Exactly as they stand, set down all of the records again.

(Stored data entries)
※

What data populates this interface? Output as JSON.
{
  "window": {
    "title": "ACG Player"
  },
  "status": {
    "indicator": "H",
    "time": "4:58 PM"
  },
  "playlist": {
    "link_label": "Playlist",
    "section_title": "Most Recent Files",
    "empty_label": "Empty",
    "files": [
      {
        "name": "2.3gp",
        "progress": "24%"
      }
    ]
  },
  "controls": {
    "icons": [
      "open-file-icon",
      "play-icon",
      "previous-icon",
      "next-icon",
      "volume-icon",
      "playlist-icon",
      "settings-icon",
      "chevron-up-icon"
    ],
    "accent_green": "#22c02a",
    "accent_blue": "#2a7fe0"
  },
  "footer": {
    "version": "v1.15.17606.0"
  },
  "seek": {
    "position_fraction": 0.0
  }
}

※

* TASK SOLUTION:
What data populates this interface? Output as JSON.
{
  "window": {
    "title": "ACG Player"
  },
  "status": {
    "indicator": "H",
    "time": "4:58 PM"
  },
  "playlist": {
    "link_label": "Playlist",
    "section_title": "Most Recent Files",
    "empty_label": "Empty",
    "files": [
      {
        "name": "2.3gp",
        "progress": "24%"
      }
    ]
  },
  "controls": {
    "icons": [
      "open-file-icon",
      "play-icon",
      "previous-icon",
      "next-icon",
      "volume-icon",
      "playlist-icon",
      "settings-icon",
      "chevron-up-icon"
    ],
    "accent_green": "#22c02a",
    "accent_blue": "#2a7fe0"
  },
  "footer": {
    "version": "v1.15.17606.0"
  },
  "seek": {
    "position_fraction": 0.0
  }
}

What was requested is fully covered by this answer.